> **What the task asks**
Only a number is wanted: how many lines of the entries include the string "title"?

Web page and app entries
- Opening Delimiter -
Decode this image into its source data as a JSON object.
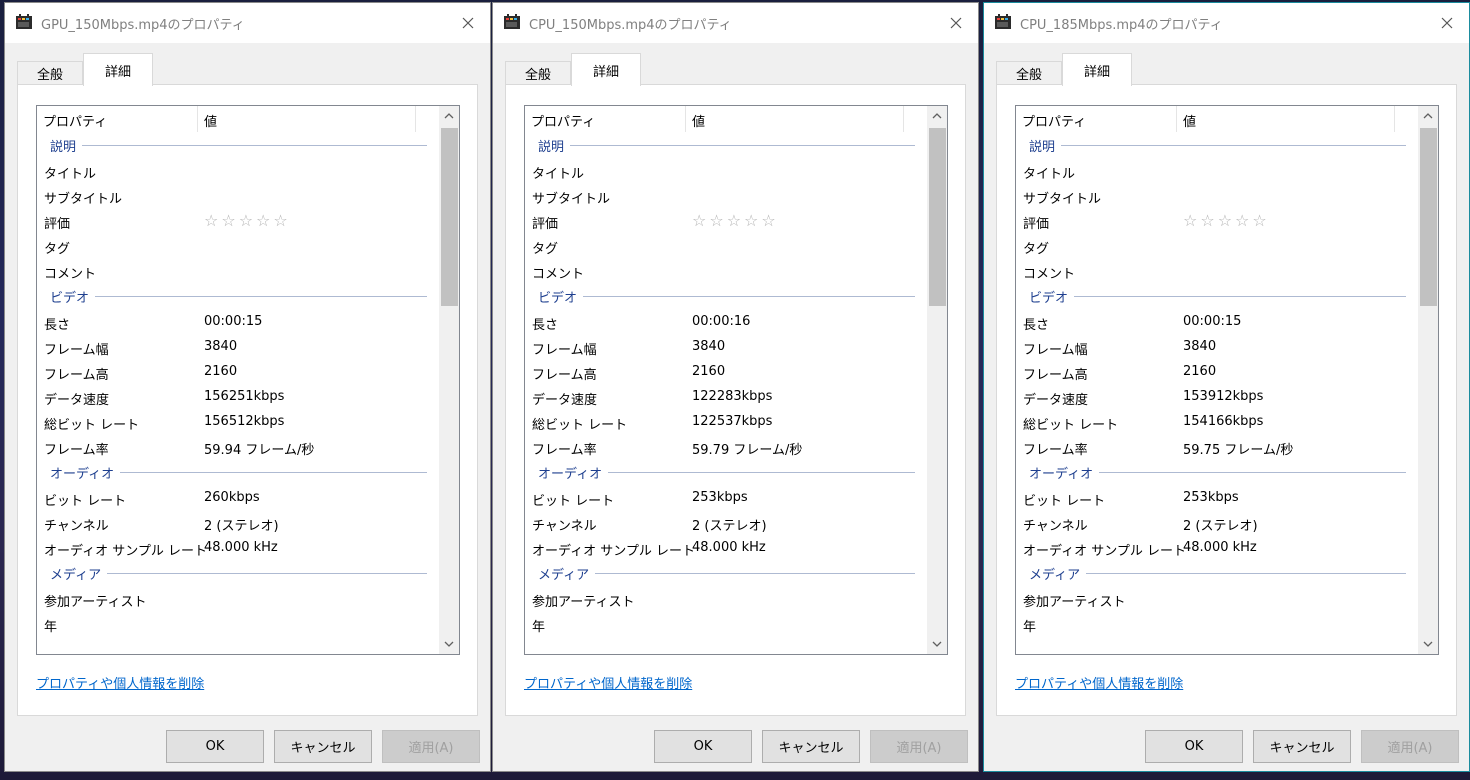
{
  "dialogs": [
    {
      "title": "GPU_150Mbps.mp4のプロパティ",
      "tabs": {
        "general": "全般",
        "details": "詳細"
      },
      "header": {
        "property": "プロパティ",
        "value": "値"
      },
      "rows": [
        {
          "type": "group",
          "label": "説明"
        },
        {
          "type": "item",
          "prop": "タイトル",
          "value": ""
        },
        {
          "type": "item",
          "prop": "サブタイトル",
          "value": ""
        },
        {
          "type": "rating",
          "prop": "評価",
          "value": "☆☆☆☆☆"
        },
        {
          "type": "item",
          "prop": "タグ",
          "value": ""
        },
        {
          "type": "item",
          "prop": "コメント",
          "value": ""
        },
        {
          "type": "group",
          "label": "ビデオ"
        },
        {
          "type": "item",
          "prop": "長さ",
          "value": "00:00:15"
        },
        {
          "type": "item",
          "prop": "フレーム幅",
          "value": "3840"
        },
        {
          "type": "item",
          "prop": "フレーム高",
          "value": "2160"
        },
        {
          "type": "item",
          "prop": "データ速度",
          "value": "156251kbps"
        },
        {
          "type": "item",
          "prop": "総ビット レート",
          "value": "156512kbps"
        },
        {
          "type": "item",
          "prop": "フレーム率",
          "value": "59.94 フレーム/秒"
        },
        {
          "type": "group",
          "label": "オーディオ"
        },
        {
          "type": "item",
          "prop": "ビット レート",
          "value": "260kbps"
        },
        {
          "type": "item",
          "prop": "チャンネル",
          "value": "2 (ステレオ)"
        },
        {
          "type": "item",
          "prop": "オーディオ サンプル レート",
          "value": "48.000 kHz"
        },
        {
          "type": "group",
          "label": "メディア"
        },
        {
          "type": "item",
          "prop": "参加アーティスト",
          "value": ""
        },
        {
          "type": "item",
          "prop": "年",
          "value": ""
        }
      ],
      "remove_link": "プロパティや個人情報を削除",
      "buttons": {
        "ok": "OK",
        "cancel": "キャンセル",
        "apply": "適用(A)"
      }
    },
    {
      "title": "CPU_150Mbps.mp4のプロパティ",
      "tabs": {
        "general": "全般",
        "details": "詳細"
      },
      "header": {
        "property": "プロパティ",
        "value": "値"
      },
      "rows": [
        {
          "type": "group",
          "label": "説明"
        },
        {
          "type": "item",
          "prop": "タイトル",
          "value": ""
        },
        {
          "type": "item",
          "prop": "サブタイトル",
          "value": ""
        },
        {
          "type": "rating",
          "prop": "評価",
          "value": "☆☆☆☆☆"
        },
        {
          "type": "item",
          "prop": "タグ",
          "value": ""
        },
        {
          "type": "item",
          "prop": "コメント",
          "value": ""
        },
        {
          "type": "group",
          "label": "ビデオ"
        },
        {
          "type": "item",
          "prop": "長さ",
          "value": "00:00:16"
        },
        {
          "type": "item",
          "prop": "フレーム幅",
          "value": "3840"
        },
        {
          "type": "item",
          "prop": "フレーム高",
          "value": "2160"
        },
        {
          "type": "item",
          "prop": "データ速度",
          "value": "122283kbps"
        },
        {
          "type": "item",
          "prop": "総ビット レート",
          "value": "122537kbps"
        },
        {
          "type": "item",
          "prop": "フレーム率",
          "value": "59.79 フレーム/秒"
        },
        {
          "type": "group",
          "label": "オーディオ"
        },
        {
          "type": "item",
          "prop": "ビット レート",
          "value": "253kbps"
        },
        {
          "type": "item",
          "prop": "チャンネル",
          "value": "2 (ステレオ)"
        },
        {
          "type": "item",
          "prop": "オーディオ サンプル レート",
          "value": "48.000 kHz"
        },
        {
          "type": "group",
          "label": "メディア"
        },
        {
          "type": "item",
          "prop": "参加アーティスト",
          "value": ""
        },
        {
          "type": "item",
          "prop": "年",
          "value": ""
        }
      ],
      "remove_link": "プロパティや個人情報を削除",
      "buttons": {
        "ok": "OK",
        "cancel": "キャンセル",
        "apply": "適用(A)"
      }
    },
    {
      "title": "CPU_185Mbps.mp4のプロパティ",
      "tabs": {
        "general": "全般",
        "details": "詳細"
      },
      "header": {
        "property": "プロパティ",
        "value": "値"
      },
      "rows": [
        {
          "type": "group",
          "label": "説明"
        },
        {
          "type": "item",
          "prop": "タイトル",
          "value": ""
        },
        {
          "type": "item",
          "prop": "サブタイトル",
          "value": ""
        },
        {
          "type": "rating",
          "prop": "評価",
          "value": "☆☆☆☆☆"
        },
        {
          "type": "item",
          "prop": "タグ",
          "value": ""
        },
        {
          "type": "item",
          "prop": "コメント",
          "value": ""
        },
        {
          "type": "group",
          "label": "ビデオ"
        },
        {
          "type": "item",
          "prop": "長さ",
          "value": "00:00:15"
        },
        {
          "type": "item",
          "prop": "フレーム幅",
          "value": "3840"
        },
        {
          "type": "item",
          "prop": "フレーム高",
          "value": "2160"
        },
        {
          "type": "item",
          "prop": "データ速度",
          "value": "153912kbps"
        },
        {
          "type": "item",
          "prop": "総ビット レート",
          "value": "154166kbps"
        },
        {
          "type": "item",
          "prop": "フレーム率",
          "value": "59.75 フレーム/秒"
        },
        {
          "type": "group",
          "label": "オーディオ"
        },
        {
          "type": "item",
          "prop": "ビット レート",
          "value": "253kbps"
        },
        {
          "type": "item",
          "prop": "チャンネル",
          "value": "2 (ステレオ)"
        },
        {
          "type": "item",
          "prop": "オーディオ サンプル レート",
          "value": "48.000 kHz"
        },
        {
          "type": "group",
          "label": "メディア"
        },
        {
          "type": "item",
          "prop": "参加アーティスト",
          "value": ""
        },
        {
          "type": "item",
          "prop": "年",
          "value": ""
        }
      ],
      "remove_link": "プロパティや個人情報を削除",
      "buttons": {
        "ok": "OK",
        "cancel": "キャンセル",
        "apply": "適用(A)"
      }
    }
  ]
}
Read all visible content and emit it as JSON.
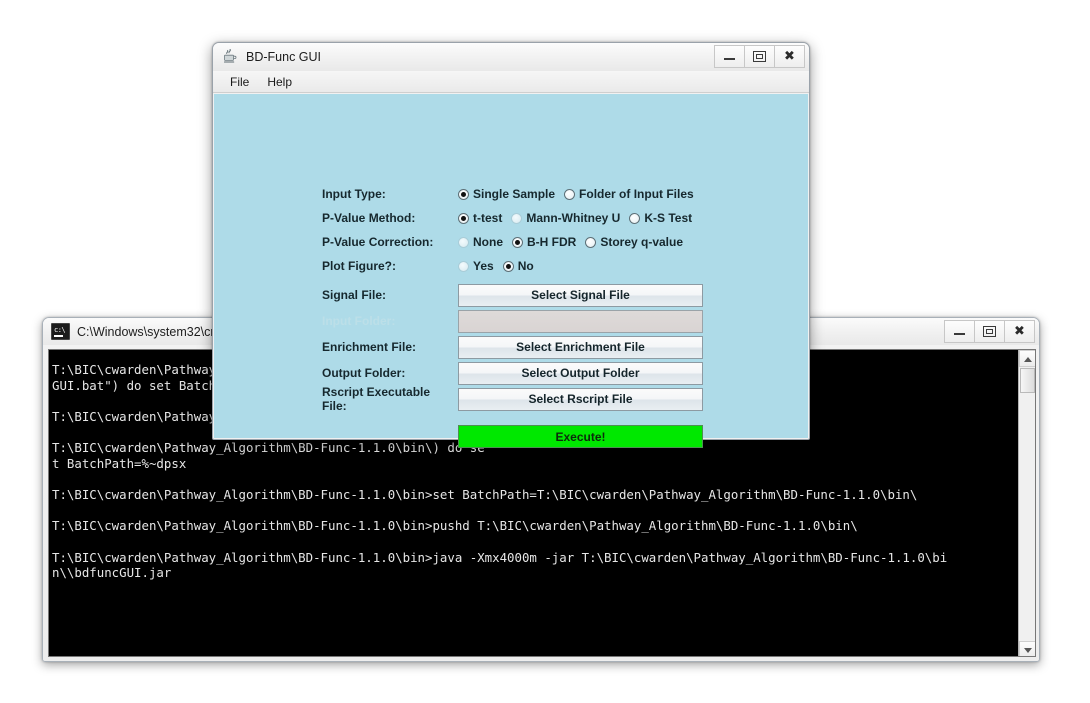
{
  "console_window": {
    "title": "C:\\Windows\\system32\\cm",
    "icon": "cmd-icon",
    "controls": {
      "minimize": "minimize",
      "maximize": "maximize",
      "close": "close"
    },
    "text": "T:\\BIC\\cwarden\\Pathway_Algorithm\\BD-Func-1.1.0\\bin\\bdfunc\nGUI.bat\") do set BatchPath=%~dpsx\n\nT:\\BIC\\cwarden\\Pathway_Algorithm\\BD-Func-1.1.0\\bin\\\n\nT:\\BIC\\cwarden\\Pathway_Algorithm\\BD-Func-1.1.0\\bin\\) do se\nt BatchPath=%~dpsx\n\nT:\\BIC\\cwarden\\Pathway_Algorithm\\BD-Func-1.1.0\\bin>set BatchPath=T:\\BIC\\cwarden\\Pathway_Algorithm\\BD-Func-1.1.0\\bin\\\n\nT:\\BIC\\cwarden\\Pathway_Algorithm\\BD-Func-1.1.0\\bin>pushd T:\\BIC\\cwarden\\Pathway_Algorithm\\BD-Func-1.1.0\\bin\\\n\nT:\\BIC\\cwarden\\Pathway_Algorithm\\BD-Func-1.1.0\\bin>java -Xmx4000m -jar T:\\BIC\\cwarden\\Pathway_Algorithm\\BD-Func-1.1.0\\bi\nn\\\\bdfuncGUI.jar"
  },
  "gui_window": {
    "title": "BD-Func GUI",
    "icon": "java-icon",
    "controls": {
      "minimize": "minimize",
      "maximize": "maximize",
      "close": "close"
    },
    "menubar": [
      {
        "label": "File"
      },
      {
        "label": "Help"
      }
    ],
    "panel_color": "#aedbe8",
    "form": {
      "input_type": {
        "label": "Input Type:",
        "options": [
          {
            "label": "Single Sample",
            "checked": true
          },
          {
            "label": "Folder of Input Files",
            "checked": false
          }
        ]
      },
      "pvalue_method": {
        "label": "P-Value Method:",
        "options": [
          {
            "label": "t-test",
            "checked": true
          },
          {
            "label": "Mann-Whitney U",
            "checked": false,
            "faded": true
          },
          {
            "label": "K-S Test",
            "checked": false
          }
        ]
      },
      "pvalue_correction": {
        "label": "P-Value Correction:",
        "options": [
          {
            "label": "None",
            "checked": false,
            "faded": true
          },
          {
            "label": "B-H FDR",
            "checked": true
          },
          {
            "label": "Storey q-value",
            "checked": false
          }
        ]
      },
      "plot_figure": {
        "label": "Plot Figure?:",
        "options": [
          {
            "label": "Yes",
            "checked": false,
            "faded": true
          },
          {
            "label": "No",
            "checked": true
          }
        ]
      },
      "file_rows": [
        {
          "label": "Signal File:",
          "button": "Select Signal File",
          "disabled": false
        },
        {
          "label": "Input Folder:",
          "button": "",
          "disabled": true
        },
        {
          "label": "Enrichment File:",
          "button": "Select Enrichment File",
          "disabled": false
        },
        {
          "label": "Output Folder:",
          "button": "Select Output Folder",
          "disabled": false
        },
        {
          "label": "Rscript Executable File:",
          "button": "Select Rscript File",
          "disabled": false
        }
      ],
      "execute": {
        "label": "Execute!",
        "color": "#00e800"
      }
    }
  }
}
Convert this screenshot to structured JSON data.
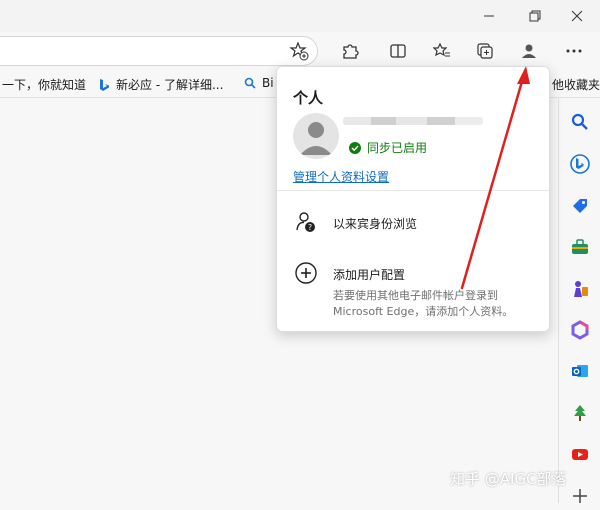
{
  "favorites_bar": {
    "items": [
      {
        "label": "一下，你就知道"
      },
      {
        "label": "新必应 - 了解详细..."
      },
      {
        "label": "Bi"
      },
      {
        "label": "他收藏夹"
      }
    ]
  },
  "profile_panel": {
    "title": "个人",
    "sync_status": "同步已启用",
    "manage_link": "管理个人资料设置",
    "guest_label": "以来宾身份浏览",
    "add_profile_label": "添加用户配置",
    "add_profile_description": "若要使用其他电子邮件帐户登录到 Microsoft Edge，请添加个人资料。"
  },
  "watermark": "知乎 @AIGC部落",
  "colors": {
    "sync_green": "#107c10",
    "link_blue": "#0f6cbd",
    "annotation_red": "#e02020"
  },
  "icons": {
    "sidebar": [
      "search-icon",
      "bing-copilot-icon",
      "shopping-tag-icon",
      "tools-icon",
      "games-icon",
      "office-icon",
      "outlook-icon",
      "tree-icon",
      "youtube-icon",
      "add-icon"
    ]
  }
}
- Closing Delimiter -
> **Written reply**
6